PAST PICTURE: Photography And The Chemistry of Intention MOCCA (952 Queen West), to May 31. 416-395-0067.
The relationship of authorial intention to photography has become, since the digital revolution, more tenuous than ever. So very interesting, then, to see that the tension between photographer and photograph has existed from the art form’s very beginning. In the simpler analog days, the choice of angle, lighting, composition and moment still brought the authorial frame into play. Photographs, it turns out, are no more independent of their authors than paintings. These images from the National Gallery’s collection by prominent innovators – among them László Moholy-Nagy, Paul Strand and Charles Nègre – as well as some intriguing anonymous artists cover 150 years of photographic history.
Dan Bergeron evinces Jacob Sukhra in his Faces Of Regent Park exhibition.
DAN BERGERON: Faces Of Regent Park Daniels Spectrum (585 Dundas East), to June 28. 416-238-2453 ext 105.
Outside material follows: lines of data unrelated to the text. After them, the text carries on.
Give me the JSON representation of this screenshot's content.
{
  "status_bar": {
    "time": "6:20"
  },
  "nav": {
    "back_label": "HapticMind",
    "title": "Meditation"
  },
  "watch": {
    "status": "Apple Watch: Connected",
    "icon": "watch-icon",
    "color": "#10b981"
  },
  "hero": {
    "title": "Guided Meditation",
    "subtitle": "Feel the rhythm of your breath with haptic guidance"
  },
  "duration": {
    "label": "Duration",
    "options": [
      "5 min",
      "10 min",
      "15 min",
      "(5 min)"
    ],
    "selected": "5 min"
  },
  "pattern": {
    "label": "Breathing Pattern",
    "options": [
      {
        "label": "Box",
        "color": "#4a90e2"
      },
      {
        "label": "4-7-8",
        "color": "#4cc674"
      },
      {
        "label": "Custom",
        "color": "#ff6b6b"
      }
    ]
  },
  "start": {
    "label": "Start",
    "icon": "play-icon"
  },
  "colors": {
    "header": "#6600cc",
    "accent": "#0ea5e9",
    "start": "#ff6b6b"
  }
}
Daniels Spectrum, a community cultural hub that opened in 2012 as part of Regent Park’s renaissance, hosts Bergeron’s mixed-media portraits, which use an urban muralist’s sensibility to capture 12 local residents in images that fuse bold colour, punchy text and visual sizzle. DJ
Josée Pedneault and Alejandro Garcia Contreras photograph Easter revellers in a Chiapas village.
ALEJANDRO GARCIA CONTRERAS AND JOSÉE PEDNEAULT: The New Gods Typology Projects (180 Shaw), to June 14. 647-930-6930.
Quebec’s Pedneault and Mexico’s Garcia Contreras document Easter celebrations in the isolated Chiapas village of Carrillo Puerto. Townspeople drawing on aboriginal and popular culture and current events craft weird, colourful, inventive costumes from ordinary materials and don blank-faced masks in a carnivalesque subversion of the traditional Catholic religious procession. Garcia Contreras’s small, expressive paintings and ceramic figurines depicting the revellers, plus a fantastic helmet cleverly constructed from multicoloured drinking straws, complement photos of them standing against village walls.
Early photographic techniques give Curtis Wehrfritz’s LostCanoe #10 a painterly quality.
CURTIS WEHRFRITZ: Lost Canoe Alison Milne Gallery (198 Walnut), to June 6. 416-203-6266.
Nineteenth-century photographic techniques – wet collodion and daguerreotype – lend a painterly, atmospheric quality to music video director/photographer Wehrfritz’s watery woodland landscapes in which empty canoes have been set adrift. FS